Natural smallpox already killed about one-third of those people infected. The modification process could lead to either a more deadly virus or a virus that could spread even more readily and that could also be carried by other animals.

That smallpox was limited to infecting humans made it possible to eradicate the disease. If animal hosts could carry it, it would be almost impossible to fully contain it.

Rule changes pose terrible dangers

Such rule changes would pose two terrible dangers.

First, it would give the U.S. military—which, through its Army Medical Research Institute of Infectious Disease (AMRIID), controls the research—an opportunity to develop a new, deadlier bio-weapon.

Second, taking the virus out of the freezer and sharing it with more laboratories increases the risk of accidental release. If a genetically modified version gets released, current vaccines might not be effective to stop it.

Under pressure from other countries in the WHO, rule changes about genetic modi fications were rejected. But ominously, the WHO leadership, under tremendous U.S. pressure, has not ruled out the possibility of allowing more research. The door has been left open which could lead to a smallpox virus escape.

There was never a danger of smallpox from Iraq. Now that it’s clear that there is a very real danger coming from the Army’s biological weapons laboratories in Ft. Detrick, Md., the silence from the big business media is deafening.

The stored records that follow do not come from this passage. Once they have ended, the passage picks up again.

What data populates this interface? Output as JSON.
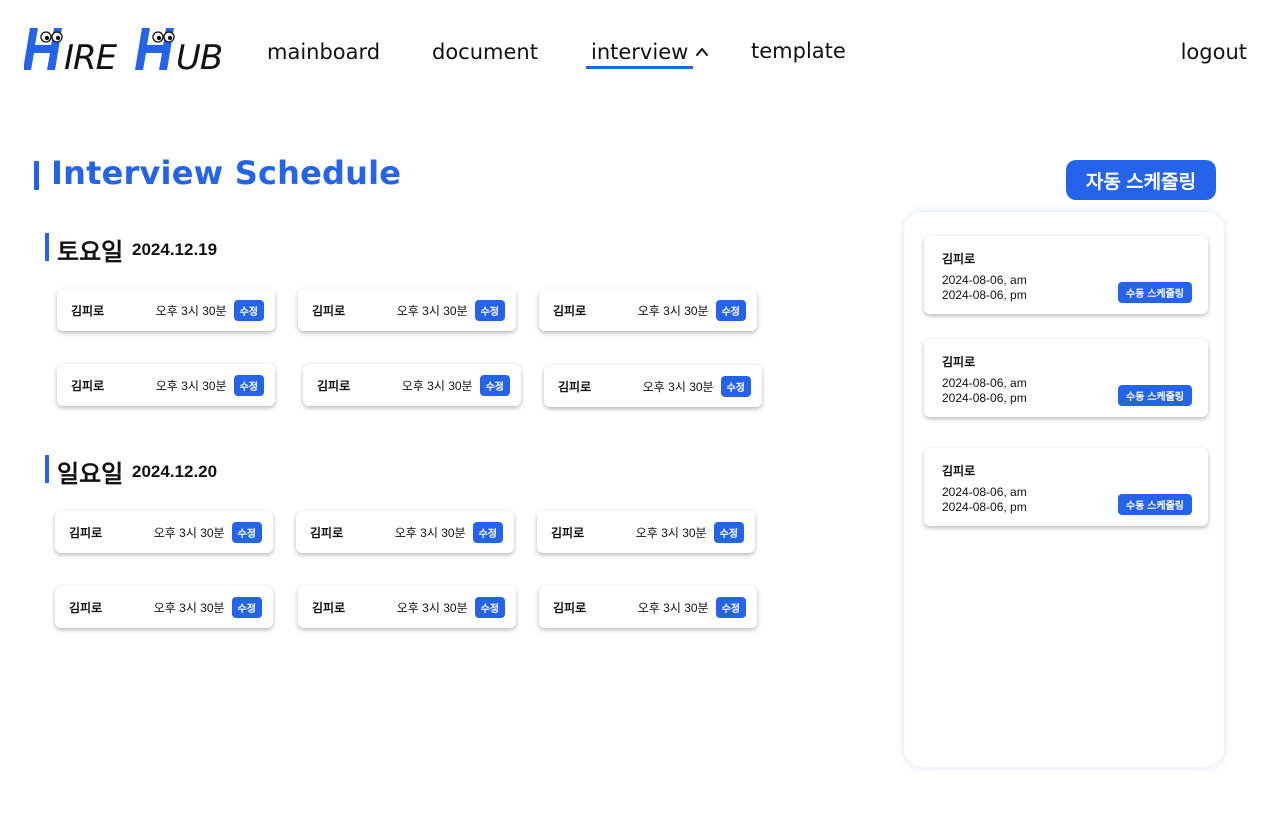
{
  "brand": {
    "logo_text": "HIRE HUB",
    "accent_color": "#2563eb"
  },
  "nav": {
    "items": [
      {
        "label": "mainboard"
      },
      {
        "label": "document"
      },
      {
        "label": "interview",
        "active": true
      },
      {
        "label": "template"
      }
    ],
    "logout_label": "logout"
  },
  "page": {
    "title": "Interview Schedule",
    "auto_schedule_label": "자동 스케줄링"
  },
  "days": [
    {
      "name": "토요일",
      "date": "2024.12.19",
      "slots": [
        {
          "name": "김피로",
          "time": "오후 3시 30분",
          "edit": "수정"
        },
        {
          "name": "김피로",
          "time": "오후 3시 30분",
          "edit": "수정"
        },
        {
          "name": "김피로",
          "time": "오후 3시 30분",
          "edit": "수정"
        },
        {
          "name": "김피로",
          "time": "오후 3시 30분",
          "edit": "수정"
        },
        {
          "name": "김피로",
          "time": "오후 3시 30분",
          "edit": "수정"
        },
        {
          "name": "김피로",
          "time": "오후 3시 30분",
          "edit": "수정"
        }
      ]
    },
    {
      "name": "일요일",
      "date": "2024.12.20",
      "slots": [
        {
          "name": "김피로",
          "time": "오후 3시 30분",
          "edit": "수정"
        },
        {
          "name": "김피로",
          "time": "오후 3시 30분",
          "edit": "수정"
        },
        {
          "name": "김피로",
          "time": "오후 3시 30분",
          "edit": "수정"
        },
        {
          "name": "김피로",
          "time": "오후 3시 30분",
          "edit": "수정"
        },
        {
          "name": "김피로",
          "time": "오후 3시 30분",
          "edit": "수정"
        },
        {
          "name": "김피로",
          "time": "오후 3시 30분",
          "edit": "수정"
        }
      ]
    }
  ],
  "unscheduled": [
    {
      "name": "김피로",
      "line1": "2024-08-06, am",
      "line2": "2024-08-06, pm",
      "button": "수동 스케줄링"
    },
    {
      "name": "김피로",
      "line1": "2024-08-06, am",
      "line2": "2024-08-06, pm",
      "button": "수동 스케줄링"
    },
    {
      "name": "김피로",
      "line1": "2024-08-06, am",
      "line2": "2024-08-06, pm",
      "button": "수동 스케줄링"
    }
  ]
}
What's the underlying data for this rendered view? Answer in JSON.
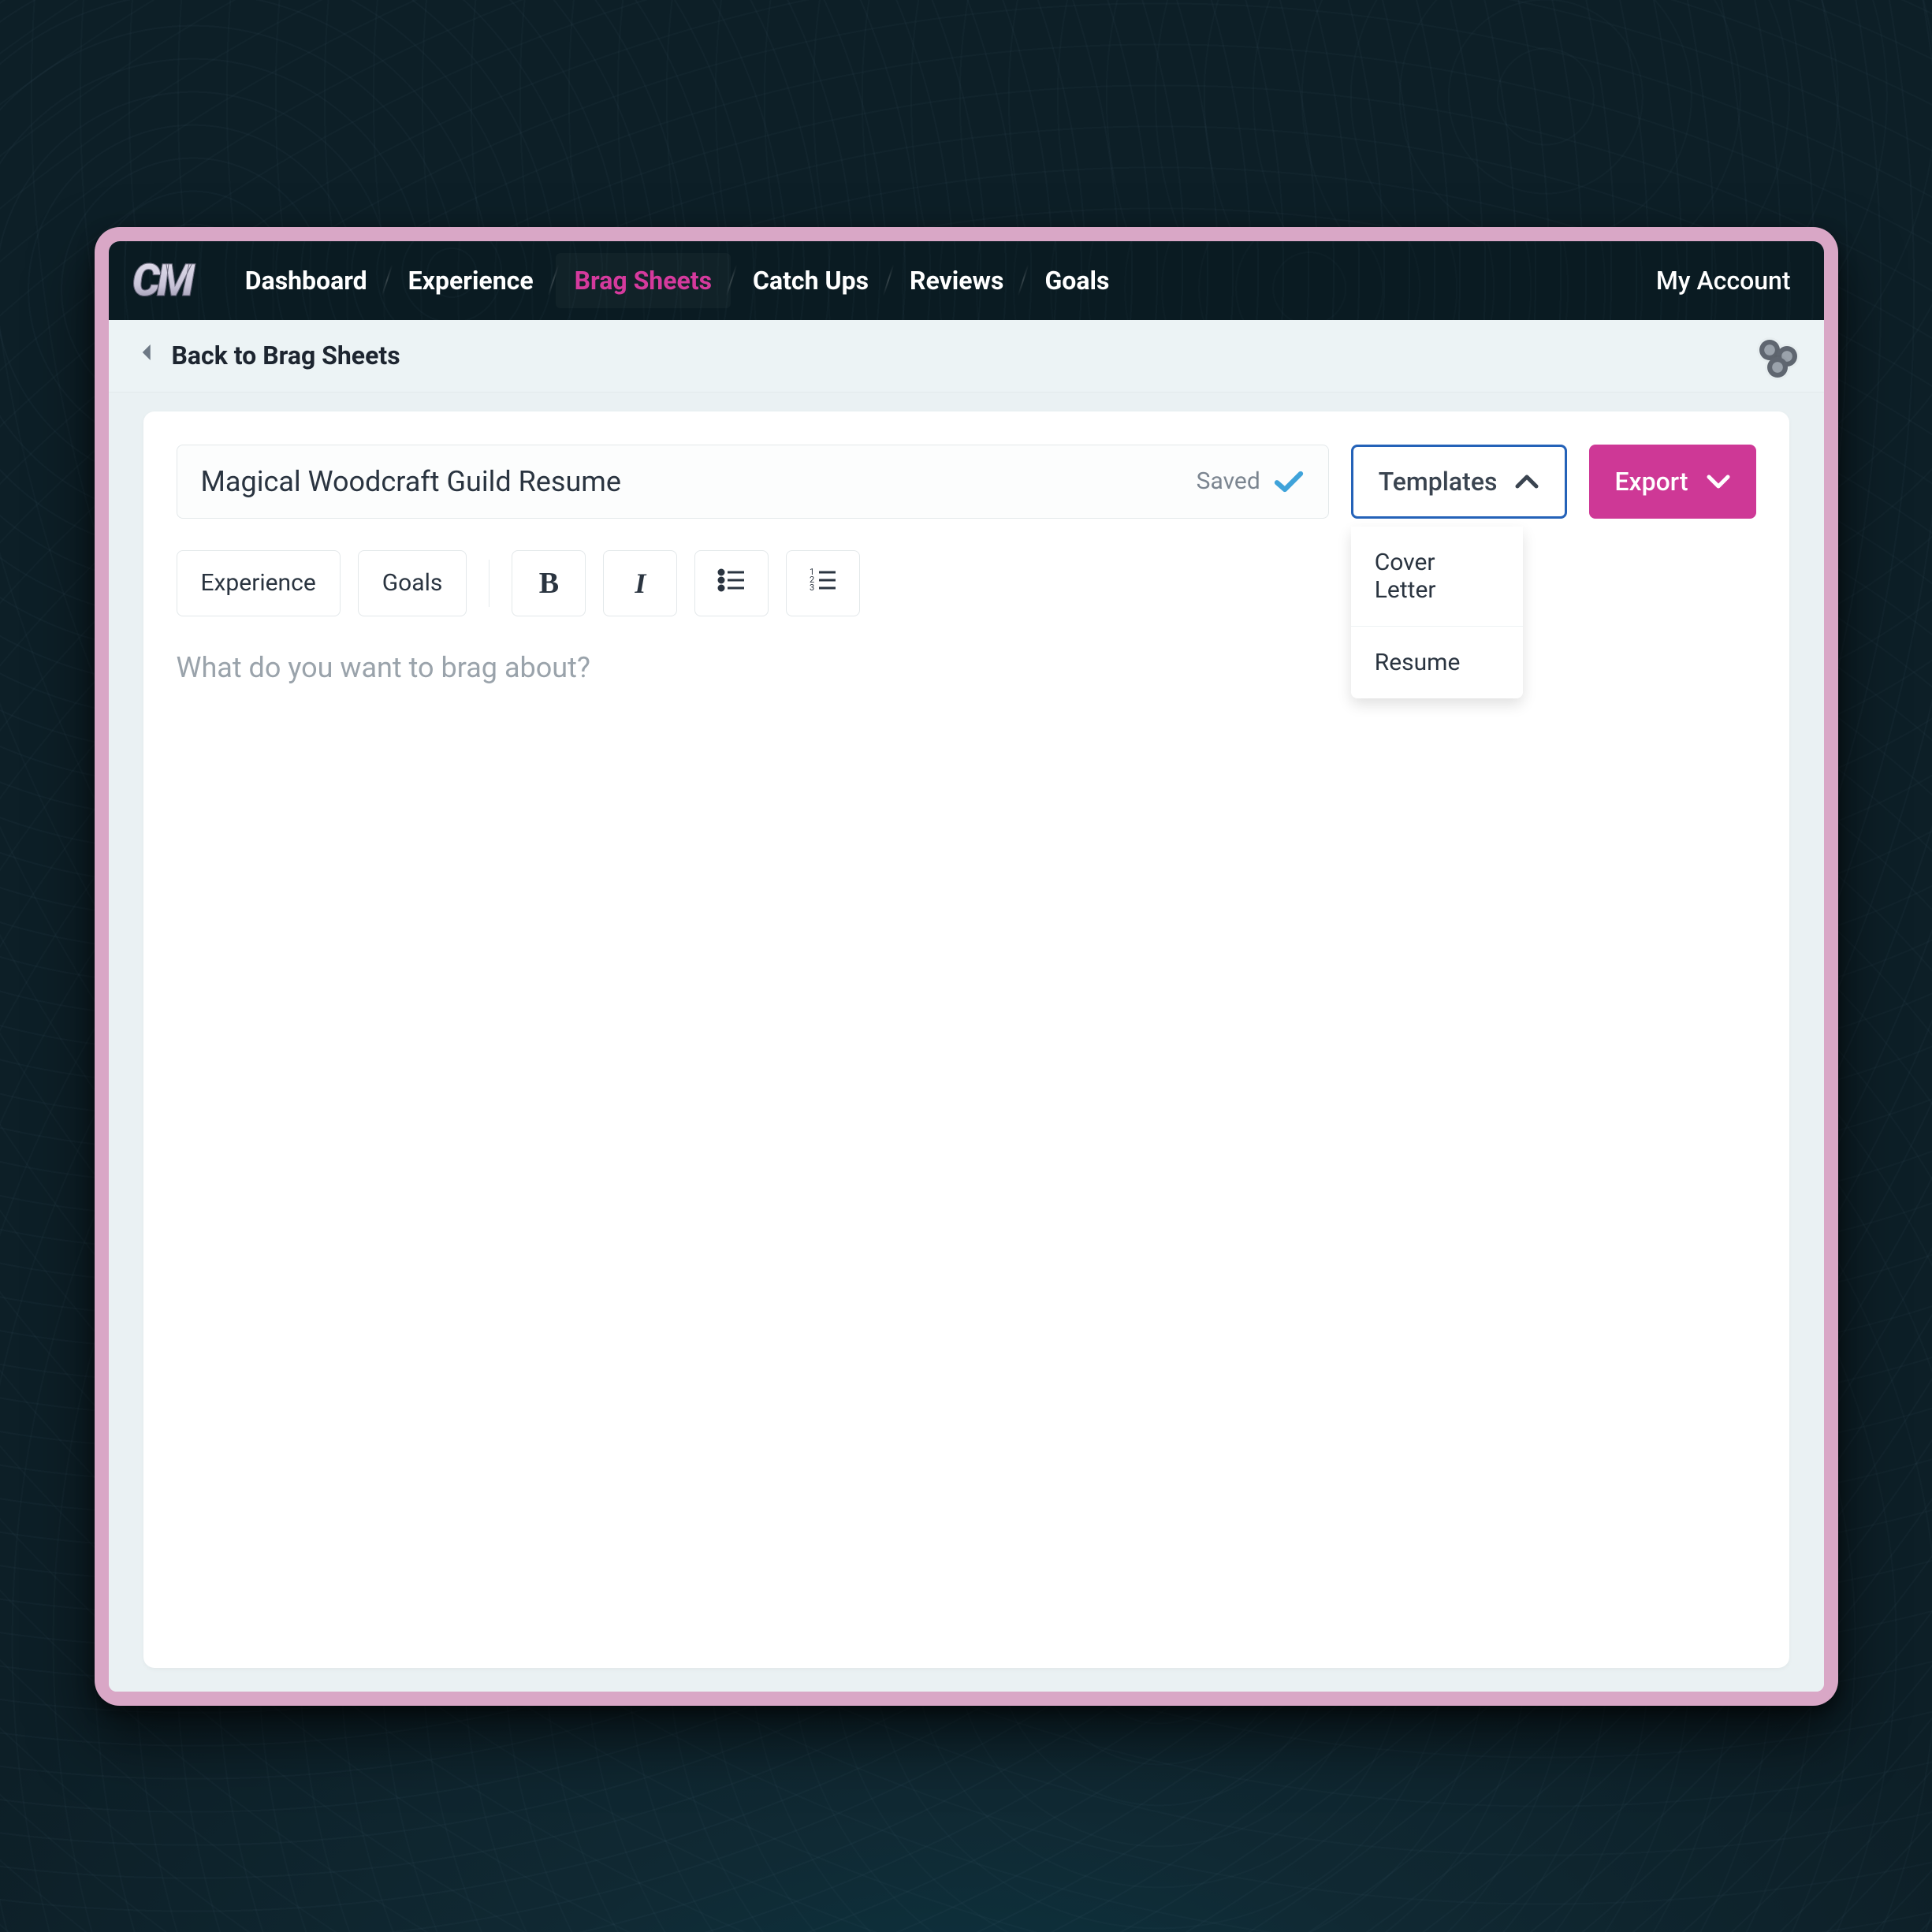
{
  "nav": {
    "logo": "CM",
    "items": [
      "Dashboard",
      "Experience",
      "Brag Sheets",
      "Catch Ups",
      "Reviews",
      "Goals"
    ],
    "active_index": 2,
    "account": "My Account"
  },
  "subheader": {
    "back_label": "Back to Brag Sheets"
  },
  "document": {
    "title": "Magical Woodcraft Guild Resume",
    "save_status": "Saved"
  },
  "buttons": {
    "templates": "Templates",
    "export": "Export"
  },
  "templates_menu": [
    "Cover Letter",
    "Resume"
  ],
  "toolbar": {
    "experience": "Experience",
    "goals": "Goals"
  },
  "editor": {
    "placeholder": "What do you want to brag about?"
  }
}
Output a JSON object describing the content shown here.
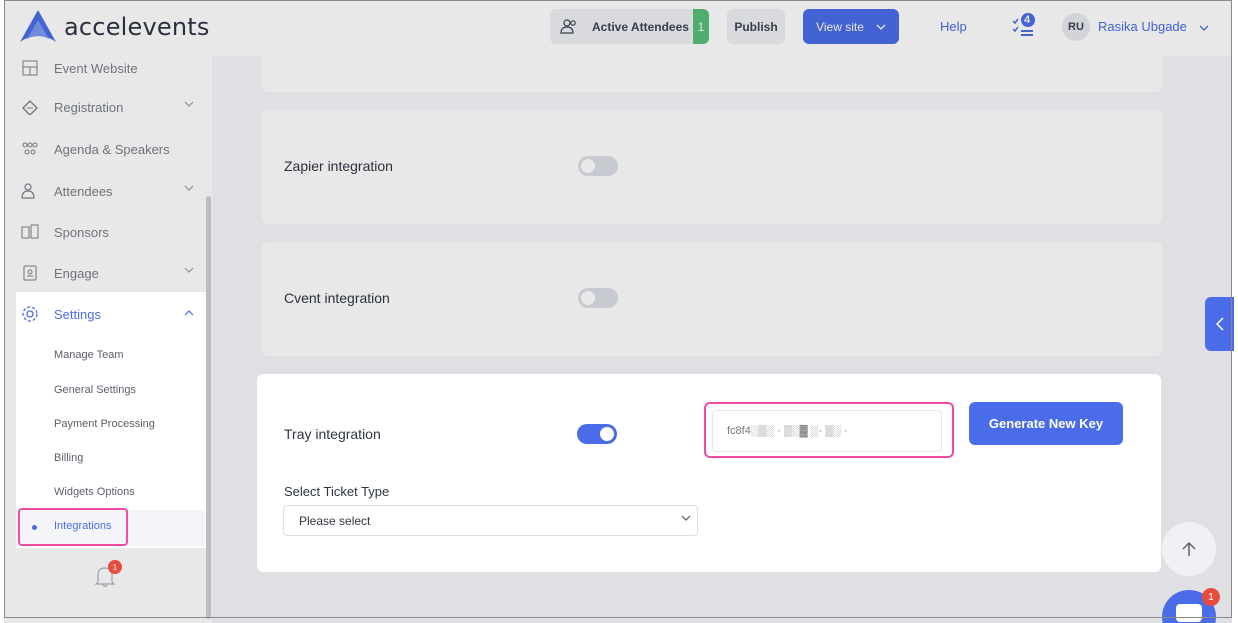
{
  "header": {
    "brand": "accelevents",
    "active_attendees_label": "Active Attendees",
    "active_attendees_count": "1",
    "publish_label": "Publish",
    "view_site_label": "View site",
    "help_label": "Help",
    "tasks_count": "4",
    "user_initials": "RU",
    "user_name": "Rasika Ubgade"
  },
  "sidebar": {
    "items": [
      {
        "label": "Event Website",
        "icon": "layout-icon"
      },
      {
        "label": "Registration",
        "icon": "ticket-icon"
      },
      {
        "label": "Agenda & Speakers",
        "icon": "people-icon"
      },
      {
        "label": "Attendees",
        "icon": "users-icon"
      },
      {
        "label": "Sponsors",
        "icon": "sponsor-icon"
      },
      {
        "label": "Engage",
        "icon": "badge-icon"
      }
    ],
    "settings_label": "Settings",
    "settings_sub": [
      "Manage Team",
      "General Settings",
      "Payment Processing",
      "Billing",
      "Widgets Options",
      "Integrations"
    ],
    "bell_count": "1"
  },
  "main": {
    "zapier_label": "Zapier integration",
    "cvent_label": "Cvent integration",
    "tray_label": "Tray integration",
    "tray_key": "fc8f4░▒░ · ▒░▓ ░· ▒░ ·",
    "generate_label": "Generate New Key",
    "ticket_type_label": "Select Ticket Type",
    "ticket_type_value": "Please select",
    "chat_badge": "1"
  },
  "colors": {
    "accent": "#4a6ce8",
    "highlight": "#f04ba5",
    "success": "#57c07a"
  }
}
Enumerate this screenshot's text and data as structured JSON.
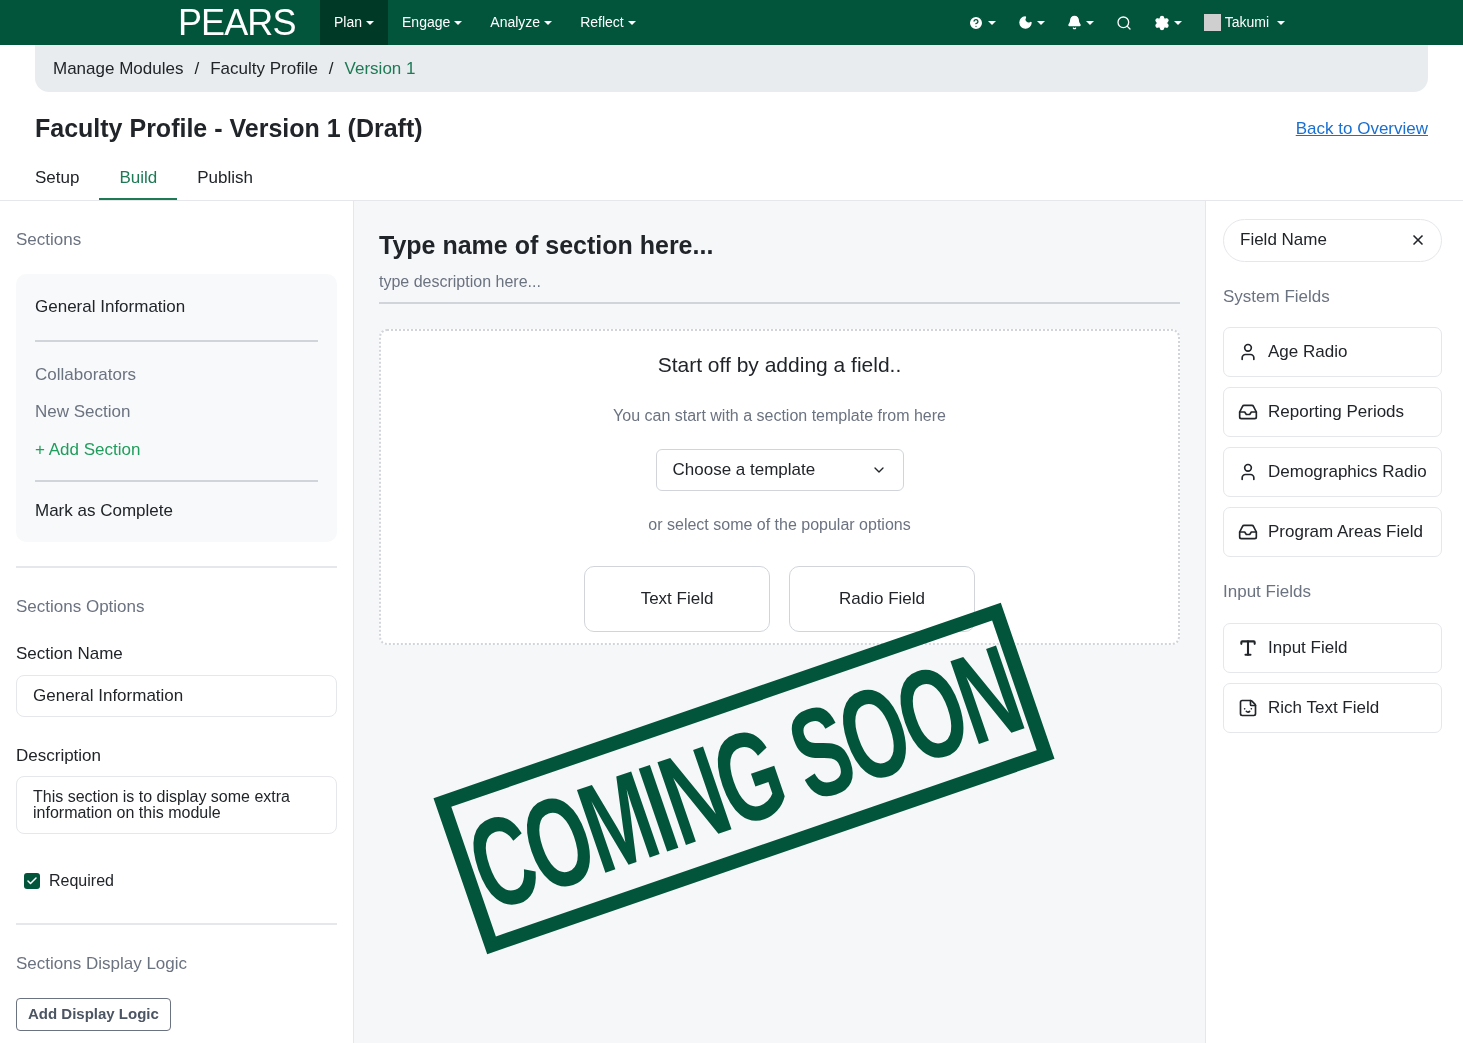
{
  "top_bar": {
    "logo": "PEARS",
    "menus": [
      {
        "label": "Plan",
        "selected": true
      },
      {
        "label": "Engage",
        "selected": false
      },
      {
        "label": "Analyze",
        "selected": false
      },
      {
        "label": "Reflect",
        "selected": false
      }
    ],
    "user": "Takumi"
  },
  "breadcrumb": [
    {
      "label": "Manage Modules",
      "current": false
    },
    {
      "label": "Faculty Profile",
      "current": false
    },
    {
      "label": "Version 1",
      "current": true
    }
  ],
  "breadcrumb_separators": [
    "/",
    "/"
  ],
  "page": {
    "title": "Faculty Profile - Version 1 (Draft)",
    "back_link": "Back to Overview"
  },
  "tabs": [
    {
      "label": "Setup",
      "selected": false
    },
    {
      "label": "Build",
      "selected": true
    },
    {
      "label": "Publish",
      "selected": false
    }
  ],
  "sections_panel": {
    "heading": "Sections",
    "items": [
      {
        "label": "General Information",
        "selected": true
      },
      {
        "label": "Collaborators",
        "selected": false
      },
      {
        "label": "New Section",
        "selected": false
      }
    ],
    "add_label": "+ Add Section",
    "complete_label": "Mark as Complete"
  },
  "section_options": {
    "heading": "Sections Options",
    "name_label": "Section Name",
    "name_value": "General Information",
    "description_label": "Description",
    "description_value": "This section is to display some extra information on this module",
    "required_label": "Required",
    "required": true
  },
  "display_logic": {
    "heading": "Sections Display Logic",
    "button": "Add Display Logic"
  },
  "canvas": {
    "section_title_placeholder": "Type name of section here...",
    "section_description_placeholder": "type description here...",
    "empty_title": "Start off by adding a field..",
    "template_hint": "You can start with a section template from here",
    "template_select": "Choose a template",
    "popular_hint": "or select some of the popular options",
    "options": [
      "Text Field",
      "Radio Field"
    ]
  },
  "stamp": "COMING SOON",
  "field_panel": {
    "search_placeholder": "Field Name",
    "groups": [
      {
        "heading": "System Fields",
        "fields": [
          {
            "label": "Age Radio",
            "kind": "person"
          },
          {
            "label": "Reporting Periods",
            "kind": "inbox"
          },
          {
            "label": "Demographics Radio",
            "kind": "person"
          },
          {
            "label": "Program Areas Field",
            "kind": "inbox"
          }
        ]
      },
      {
        "heading": "Input Fields",
        "fields": [
          {
            "label": "Input Field",
            "kind": "text"
          },
          {
            "label": "Rich Text Field",
            "kind": "sticker"
          }
        ]
      }
    ]
  }
}
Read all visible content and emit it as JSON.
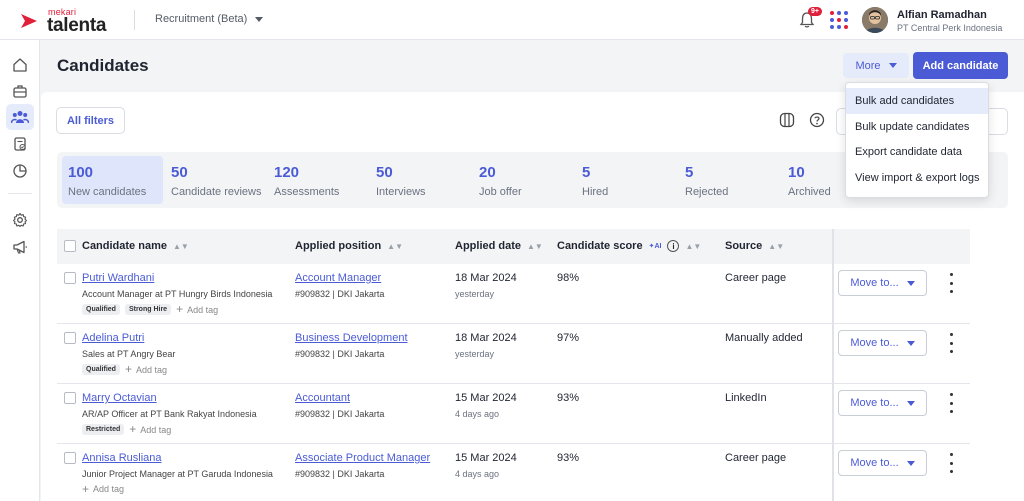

Doctor of Public Health Hillel Cohen has written extensively critiquing the government’s bioterrorism preparedness programs. He thanks the Third World Network and the Sunshine Project for the research material used in this article.